━━ Data to examine
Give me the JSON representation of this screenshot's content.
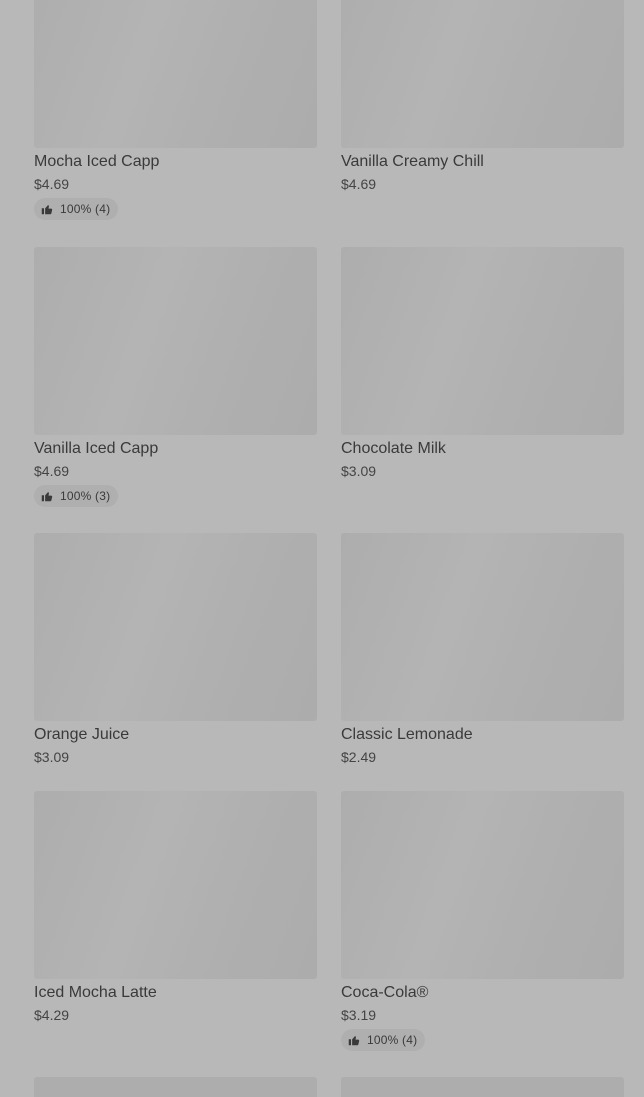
{
  "items": [
    {
      "name": "Mocha Iced Capp",
      "price": "$4.69",
      "rating": "100% (4)"
    },
    {
      "name": "Vanilla Creamy Chill",
      "price": "$4.69",
      "rating": ""
    },
    {
      "name": "Vanilla Iced Capp",
      "price": "$4.69",
      "rating": "100% (3)"
    },
    {
      "name": "Chocolate Milk",
      "price": "$3.09",
      "rating": ""
    },
    {
      "name": "Orange Juice",
      "price": "$3.09",
      "rating": ""
    },
    {
      "name": "Classic Lemonade",
      "price": "$2.49",
      "rating": ""
    },
    {
      "name": "Iced Mocha Latte",
      "price": "$4.29",
      "rating": ""
    },
    {
      "name": "Coca-Cola®",
      "price": "$3.19",
      "rating": "100% (4)"
    }
  ],
  "icons": {
    "rating": "thumbs-up-icon"
  }
}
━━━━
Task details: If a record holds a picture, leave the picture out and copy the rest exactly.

Output for this exercise:
Give me the JSON representation of this screenshot's content.
{
  "items": [
    {
      "name": "Mocha Iced Capp",
      "price": "$4.69",
      "rating": "100% (4)"
    },
    {
      "name": "Vanilla Creamy Chill",
      "price": "$4.69",
      "rating": ""
    },
    {
      "name": "Vanilla Iced Capp",
      "price": "$4.69",
      "rating": "100% (3)"
    },
    {
      "name": "Chocolate Milk",
      "price": "$3.09",
      "rating": ""
    },
    {
      "name": "Orange Juice",
      "price": "$3.09",
      "rating": ""
    },
    {
      "name": "Classic Lemonade",
      "price": "$2.49",
      "rating": ""
    },
    {
      "name": "Iced Mocha Latte",
      "price": "$4.29",
      "rating": ""
    },
    {
      "name": "Coca-Cola®",
      "price": "$3.19",
      "rating": "100% (4)"
    }
  ],
  "icons": {
    "rating": "thumbs-up-icon"
  }
}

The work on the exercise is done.